**RECORDED DATA**

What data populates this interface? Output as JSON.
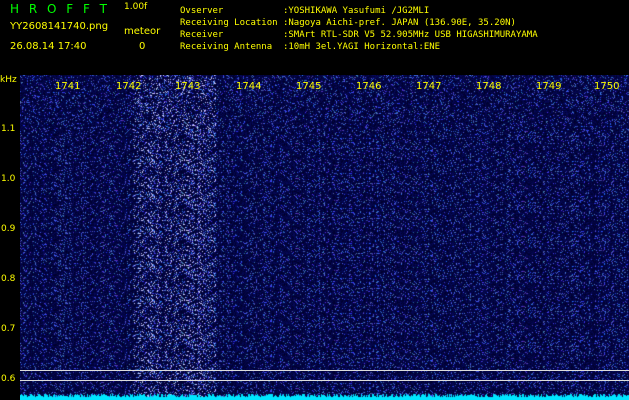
{
  "header": {
    "app_title": "H R O F F T",
    "version": "1.00f",
    "filename": "YY2608141740.png",
    "meteor_label": "meteor",
    "datetime": "26.08.14 17:40",
    "meteor_count": "0"
  },
  "station_info": [
    "Ovserver           :YOSHIKAWA Yasufumi /JG2MLI",
    "Receiving Location :Nagoya Aichi-pref. JAPAN (136.90E, 35.20N)",
    "Receiver           :SMArt RTL-SDR V5 52.905MHz USB HIGASHIMURAYAMA",
    "Receiving Antenna  :10mH 3el.YAGI Horizontal:ENE"
  ],
  "spectrogram": {
    "y_unit": "kHz",
    "y_ticks": [
      "1.1",
      "1.0",
      "0.9",
      "0.8",
      "0.7",
      "0.6"
    ],
    "x_ticks": [
      "1741",
      "1742",
      "1743",
      "1744",
      "1745",
      "1746",
      "1747",
      "1748",
      "1749",
      "1750"
    ],
    "colors": {
      "background": "#02023a",
      "noise": "#1f2fb8",
      "bright_noise": "#6f8cff",
      "baseline": "#00e5ff"
    }
  }
}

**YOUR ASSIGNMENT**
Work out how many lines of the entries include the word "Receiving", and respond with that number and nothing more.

**WRITTEN ANSWER**
2